→ **Your assignment**
Filter the entries, keeping every line with the string "Volume".

:: Data for review ::

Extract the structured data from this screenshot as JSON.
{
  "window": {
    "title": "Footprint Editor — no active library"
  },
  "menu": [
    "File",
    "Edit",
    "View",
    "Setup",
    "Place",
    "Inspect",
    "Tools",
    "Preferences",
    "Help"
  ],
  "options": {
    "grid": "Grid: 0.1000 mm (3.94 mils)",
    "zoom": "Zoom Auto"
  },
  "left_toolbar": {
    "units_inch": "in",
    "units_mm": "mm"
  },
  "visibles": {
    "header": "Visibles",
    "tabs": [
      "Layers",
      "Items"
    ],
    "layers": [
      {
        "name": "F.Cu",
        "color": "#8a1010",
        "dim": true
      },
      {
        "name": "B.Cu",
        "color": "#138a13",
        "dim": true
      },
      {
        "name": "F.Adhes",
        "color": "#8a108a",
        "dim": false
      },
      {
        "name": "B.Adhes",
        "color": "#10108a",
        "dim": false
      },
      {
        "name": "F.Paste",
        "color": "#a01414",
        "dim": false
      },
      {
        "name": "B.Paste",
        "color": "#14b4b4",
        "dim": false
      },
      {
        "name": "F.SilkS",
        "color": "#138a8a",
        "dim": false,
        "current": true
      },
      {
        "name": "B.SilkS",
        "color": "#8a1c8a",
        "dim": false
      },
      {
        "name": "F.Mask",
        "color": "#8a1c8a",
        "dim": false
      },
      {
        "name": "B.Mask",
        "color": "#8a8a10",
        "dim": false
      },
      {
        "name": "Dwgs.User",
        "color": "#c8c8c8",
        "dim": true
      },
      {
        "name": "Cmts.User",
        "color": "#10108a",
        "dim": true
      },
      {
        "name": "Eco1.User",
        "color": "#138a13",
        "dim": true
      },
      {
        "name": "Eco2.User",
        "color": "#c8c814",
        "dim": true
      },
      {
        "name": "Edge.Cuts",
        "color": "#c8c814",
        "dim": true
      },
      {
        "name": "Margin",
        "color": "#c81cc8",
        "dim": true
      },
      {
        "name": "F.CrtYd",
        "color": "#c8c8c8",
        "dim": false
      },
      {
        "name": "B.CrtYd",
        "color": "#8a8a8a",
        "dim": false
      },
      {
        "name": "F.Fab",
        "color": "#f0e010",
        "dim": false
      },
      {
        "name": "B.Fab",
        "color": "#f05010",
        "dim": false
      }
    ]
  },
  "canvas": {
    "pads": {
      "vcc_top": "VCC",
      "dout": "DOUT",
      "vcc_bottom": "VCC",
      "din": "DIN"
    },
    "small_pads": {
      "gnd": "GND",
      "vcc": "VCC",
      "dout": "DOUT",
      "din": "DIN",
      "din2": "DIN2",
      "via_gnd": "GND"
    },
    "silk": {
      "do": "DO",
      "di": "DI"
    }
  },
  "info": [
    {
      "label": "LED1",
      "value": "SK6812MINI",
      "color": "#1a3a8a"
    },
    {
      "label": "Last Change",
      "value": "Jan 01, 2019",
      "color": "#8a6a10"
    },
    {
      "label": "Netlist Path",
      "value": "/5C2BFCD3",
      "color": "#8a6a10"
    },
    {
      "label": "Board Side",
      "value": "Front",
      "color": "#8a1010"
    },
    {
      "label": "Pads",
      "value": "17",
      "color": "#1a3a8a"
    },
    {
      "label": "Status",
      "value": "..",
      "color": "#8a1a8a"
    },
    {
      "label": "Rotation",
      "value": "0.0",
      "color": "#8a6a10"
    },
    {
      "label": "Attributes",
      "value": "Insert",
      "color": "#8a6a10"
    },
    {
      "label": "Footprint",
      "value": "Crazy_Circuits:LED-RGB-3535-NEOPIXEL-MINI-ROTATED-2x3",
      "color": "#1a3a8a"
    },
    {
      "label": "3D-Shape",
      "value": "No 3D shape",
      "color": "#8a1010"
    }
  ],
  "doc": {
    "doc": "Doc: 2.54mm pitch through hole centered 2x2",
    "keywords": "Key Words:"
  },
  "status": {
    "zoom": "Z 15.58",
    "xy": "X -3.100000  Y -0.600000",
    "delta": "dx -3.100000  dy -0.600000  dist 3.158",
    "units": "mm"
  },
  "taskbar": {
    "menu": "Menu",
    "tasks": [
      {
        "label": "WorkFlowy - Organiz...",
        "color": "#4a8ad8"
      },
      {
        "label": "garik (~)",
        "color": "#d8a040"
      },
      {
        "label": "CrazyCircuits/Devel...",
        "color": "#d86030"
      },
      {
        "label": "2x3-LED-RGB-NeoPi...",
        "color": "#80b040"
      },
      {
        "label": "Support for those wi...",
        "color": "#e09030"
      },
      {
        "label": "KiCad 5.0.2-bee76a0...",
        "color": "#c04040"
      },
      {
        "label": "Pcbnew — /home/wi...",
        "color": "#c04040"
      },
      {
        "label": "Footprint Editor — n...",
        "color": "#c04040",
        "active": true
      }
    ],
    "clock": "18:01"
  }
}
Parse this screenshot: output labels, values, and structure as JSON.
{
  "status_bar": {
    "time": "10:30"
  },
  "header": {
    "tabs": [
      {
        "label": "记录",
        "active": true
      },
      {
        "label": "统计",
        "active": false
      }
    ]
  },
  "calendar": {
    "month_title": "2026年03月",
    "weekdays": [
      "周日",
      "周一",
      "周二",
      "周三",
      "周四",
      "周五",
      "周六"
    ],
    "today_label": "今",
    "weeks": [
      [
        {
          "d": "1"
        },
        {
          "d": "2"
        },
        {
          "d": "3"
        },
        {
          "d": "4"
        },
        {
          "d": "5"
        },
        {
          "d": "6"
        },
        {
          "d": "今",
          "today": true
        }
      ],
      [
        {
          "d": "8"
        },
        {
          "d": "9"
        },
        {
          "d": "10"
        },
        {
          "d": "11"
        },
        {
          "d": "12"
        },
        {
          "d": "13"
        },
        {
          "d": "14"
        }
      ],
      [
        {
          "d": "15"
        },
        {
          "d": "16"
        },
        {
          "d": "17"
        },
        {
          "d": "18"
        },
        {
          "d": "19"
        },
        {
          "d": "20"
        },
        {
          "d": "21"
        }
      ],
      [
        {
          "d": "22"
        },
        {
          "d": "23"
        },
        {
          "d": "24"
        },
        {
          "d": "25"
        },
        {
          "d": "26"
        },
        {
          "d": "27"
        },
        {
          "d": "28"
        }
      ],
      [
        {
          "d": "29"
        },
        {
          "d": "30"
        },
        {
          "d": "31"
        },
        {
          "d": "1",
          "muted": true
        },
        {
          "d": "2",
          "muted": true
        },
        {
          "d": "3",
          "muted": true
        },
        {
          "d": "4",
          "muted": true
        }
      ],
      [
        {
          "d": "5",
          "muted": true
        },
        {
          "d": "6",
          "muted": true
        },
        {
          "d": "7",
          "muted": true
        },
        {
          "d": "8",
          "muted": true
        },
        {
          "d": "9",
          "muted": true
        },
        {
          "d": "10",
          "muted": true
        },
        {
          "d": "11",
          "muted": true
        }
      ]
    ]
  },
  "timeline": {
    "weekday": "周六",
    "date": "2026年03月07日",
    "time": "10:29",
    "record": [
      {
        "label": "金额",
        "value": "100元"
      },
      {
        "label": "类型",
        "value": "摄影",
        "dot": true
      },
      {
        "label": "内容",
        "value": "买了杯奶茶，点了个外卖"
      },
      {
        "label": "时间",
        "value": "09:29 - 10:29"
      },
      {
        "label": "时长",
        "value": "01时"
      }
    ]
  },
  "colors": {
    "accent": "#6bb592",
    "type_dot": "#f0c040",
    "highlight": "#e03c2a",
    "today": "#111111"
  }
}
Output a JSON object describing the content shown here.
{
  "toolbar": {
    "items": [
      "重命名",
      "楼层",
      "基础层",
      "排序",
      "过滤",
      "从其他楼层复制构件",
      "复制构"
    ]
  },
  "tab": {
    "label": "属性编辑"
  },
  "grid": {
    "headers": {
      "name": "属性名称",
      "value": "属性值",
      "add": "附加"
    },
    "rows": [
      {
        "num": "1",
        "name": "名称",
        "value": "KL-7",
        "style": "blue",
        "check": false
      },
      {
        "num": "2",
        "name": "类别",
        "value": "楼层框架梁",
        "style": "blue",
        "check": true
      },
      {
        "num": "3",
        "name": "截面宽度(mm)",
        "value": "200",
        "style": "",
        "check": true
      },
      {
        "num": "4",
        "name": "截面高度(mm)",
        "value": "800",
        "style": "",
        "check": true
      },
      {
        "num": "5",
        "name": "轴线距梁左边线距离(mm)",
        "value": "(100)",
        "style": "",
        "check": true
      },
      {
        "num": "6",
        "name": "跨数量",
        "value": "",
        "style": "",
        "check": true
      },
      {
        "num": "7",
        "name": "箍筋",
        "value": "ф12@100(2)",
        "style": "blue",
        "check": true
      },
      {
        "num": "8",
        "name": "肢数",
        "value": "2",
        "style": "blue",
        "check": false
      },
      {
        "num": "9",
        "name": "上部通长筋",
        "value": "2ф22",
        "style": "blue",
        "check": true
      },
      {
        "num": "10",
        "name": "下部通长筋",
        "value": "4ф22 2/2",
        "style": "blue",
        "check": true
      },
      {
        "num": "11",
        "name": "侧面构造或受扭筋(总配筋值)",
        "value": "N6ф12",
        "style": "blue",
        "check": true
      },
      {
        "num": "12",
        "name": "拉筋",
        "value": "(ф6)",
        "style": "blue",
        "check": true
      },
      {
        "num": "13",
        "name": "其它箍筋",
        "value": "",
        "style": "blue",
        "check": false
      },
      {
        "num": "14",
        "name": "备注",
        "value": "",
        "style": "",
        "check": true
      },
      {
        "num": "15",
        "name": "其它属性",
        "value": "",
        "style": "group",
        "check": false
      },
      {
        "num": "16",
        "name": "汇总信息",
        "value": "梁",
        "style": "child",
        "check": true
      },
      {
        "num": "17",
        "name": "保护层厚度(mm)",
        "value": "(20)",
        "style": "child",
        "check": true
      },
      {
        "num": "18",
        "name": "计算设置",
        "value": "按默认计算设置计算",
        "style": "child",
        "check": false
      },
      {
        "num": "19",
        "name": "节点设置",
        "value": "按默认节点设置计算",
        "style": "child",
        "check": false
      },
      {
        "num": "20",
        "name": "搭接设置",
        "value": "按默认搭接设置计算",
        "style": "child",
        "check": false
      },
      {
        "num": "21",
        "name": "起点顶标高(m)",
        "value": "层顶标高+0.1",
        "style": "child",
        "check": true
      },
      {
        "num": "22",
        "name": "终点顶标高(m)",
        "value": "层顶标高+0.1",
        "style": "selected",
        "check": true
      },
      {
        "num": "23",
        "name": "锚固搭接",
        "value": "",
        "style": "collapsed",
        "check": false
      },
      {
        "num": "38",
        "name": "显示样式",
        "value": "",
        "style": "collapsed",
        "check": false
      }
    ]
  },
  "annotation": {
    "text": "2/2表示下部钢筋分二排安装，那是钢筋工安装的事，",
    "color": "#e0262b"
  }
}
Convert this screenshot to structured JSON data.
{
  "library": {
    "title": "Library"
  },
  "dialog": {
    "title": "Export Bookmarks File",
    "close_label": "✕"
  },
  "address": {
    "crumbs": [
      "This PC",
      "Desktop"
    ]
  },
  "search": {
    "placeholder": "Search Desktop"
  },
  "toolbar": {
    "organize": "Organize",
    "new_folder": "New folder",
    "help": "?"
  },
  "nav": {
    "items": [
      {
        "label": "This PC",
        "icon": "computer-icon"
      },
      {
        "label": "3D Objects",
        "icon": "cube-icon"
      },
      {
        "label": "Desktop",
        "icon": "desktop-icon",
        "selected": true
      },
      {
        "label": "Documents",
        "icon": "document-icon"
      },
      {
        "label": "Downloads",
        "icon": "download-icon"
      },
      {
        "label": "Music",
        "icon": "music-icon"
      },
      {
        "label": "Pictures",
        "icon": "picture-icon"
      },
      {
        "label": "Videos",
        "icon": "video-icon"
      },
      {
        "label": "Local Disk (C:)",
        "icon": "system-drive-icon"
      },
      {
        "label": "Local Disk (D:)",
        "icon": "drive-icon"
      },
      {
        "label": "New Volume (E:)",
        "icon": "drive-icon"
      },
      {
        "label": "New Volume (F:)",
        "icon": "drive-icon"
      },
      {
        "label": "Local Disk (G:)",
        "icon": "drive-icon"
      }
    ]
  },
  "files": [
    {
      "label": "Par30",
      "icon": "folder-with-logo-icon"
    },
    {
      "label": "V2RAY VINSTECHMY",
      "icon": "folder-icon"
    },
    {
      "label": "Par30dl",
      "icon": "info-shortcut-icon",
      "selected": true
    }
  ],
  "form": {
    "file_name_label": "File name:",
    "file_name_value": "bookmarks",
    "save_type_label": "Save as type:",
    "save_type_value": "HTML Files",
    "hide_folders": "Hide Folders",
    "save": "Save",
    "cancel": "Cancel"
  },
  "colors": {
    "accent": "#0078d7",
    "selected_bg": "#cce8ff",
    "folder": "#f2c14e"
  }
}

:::

→ **Reply to the task**
        "label": "New Volume (E:)",
        "label": "New Volume (F:)",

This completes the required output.